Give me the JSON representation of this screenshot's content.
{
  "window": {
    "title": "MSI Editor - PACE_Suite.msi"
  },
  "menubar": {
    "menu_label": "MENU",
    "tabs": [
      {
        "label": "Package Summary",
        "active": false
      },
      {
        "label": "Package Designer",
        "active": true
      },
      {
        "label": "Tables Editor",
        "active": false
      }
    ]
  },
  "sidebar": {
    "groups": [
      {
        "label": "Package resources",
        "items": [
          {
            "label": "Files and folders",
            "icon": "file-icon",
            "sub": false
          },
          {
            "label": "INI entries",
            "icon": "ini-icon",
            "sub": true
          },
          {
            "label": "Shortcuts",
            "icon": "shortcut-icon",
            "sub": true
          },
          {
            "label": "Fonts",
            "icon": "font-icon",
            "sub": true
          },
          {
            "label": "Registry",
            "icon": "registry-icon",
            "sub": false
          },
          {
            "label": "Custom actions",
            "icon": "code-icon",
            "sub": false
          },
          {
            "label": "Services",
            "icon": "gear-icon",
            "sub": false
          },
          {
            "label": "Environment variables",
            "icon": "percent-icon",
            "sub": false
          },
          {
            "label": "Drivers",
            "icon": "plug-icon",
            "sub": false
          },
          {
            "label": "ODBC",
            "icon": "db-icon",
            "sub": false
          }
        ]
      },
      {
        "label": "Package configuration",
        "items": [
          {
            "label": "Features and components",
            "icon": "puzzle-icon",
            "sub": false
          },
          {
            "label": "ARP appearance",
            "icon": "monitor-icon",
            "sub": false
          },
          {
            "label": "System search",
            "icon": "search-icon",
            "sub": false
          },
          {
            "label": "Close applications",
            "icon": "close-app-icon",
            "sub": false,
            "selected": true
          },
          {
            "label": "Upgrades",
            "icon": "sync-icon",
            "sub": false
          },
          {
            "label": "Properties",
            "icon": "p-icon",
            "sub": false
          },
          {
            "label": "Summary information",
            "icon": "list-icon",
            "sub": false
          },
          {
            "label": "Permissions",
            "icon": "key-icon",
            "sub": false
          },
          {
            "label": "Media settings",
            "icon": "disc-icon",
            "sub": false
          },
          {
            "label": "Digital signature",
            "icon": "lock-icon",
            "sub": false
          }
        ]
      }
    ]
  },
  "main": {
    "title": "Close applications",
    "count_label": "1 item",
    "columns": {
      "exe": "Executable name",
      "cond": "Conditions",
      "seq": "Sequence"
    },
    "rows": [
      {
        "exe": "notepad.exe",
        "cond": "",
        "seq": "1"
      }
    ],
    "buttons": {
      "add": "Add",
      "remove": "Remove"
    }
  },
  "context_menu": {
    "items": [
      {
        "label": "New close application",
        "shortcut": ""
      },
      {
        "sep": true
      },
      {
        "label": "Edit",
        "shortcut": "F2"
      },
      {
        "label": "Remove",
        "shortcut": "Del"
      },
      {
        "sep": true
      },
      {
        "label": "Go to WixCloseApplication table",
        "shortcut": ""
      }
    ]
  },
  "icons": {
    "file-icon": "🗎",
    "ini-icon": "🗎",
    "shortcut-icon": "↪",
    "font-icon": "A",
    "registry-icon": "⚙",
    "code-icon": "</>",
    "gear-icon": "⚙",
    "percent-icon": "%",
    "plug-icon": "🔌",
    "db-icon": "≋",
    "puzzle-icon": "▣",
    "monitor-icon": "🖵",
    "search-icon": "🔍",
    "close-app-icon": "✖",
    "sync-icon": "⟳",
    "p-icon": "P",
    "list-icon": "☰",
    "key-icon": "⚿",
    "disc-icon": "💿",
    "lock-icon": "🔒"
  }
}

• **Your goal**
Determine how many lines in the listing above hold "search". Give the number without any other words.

• **Result**
3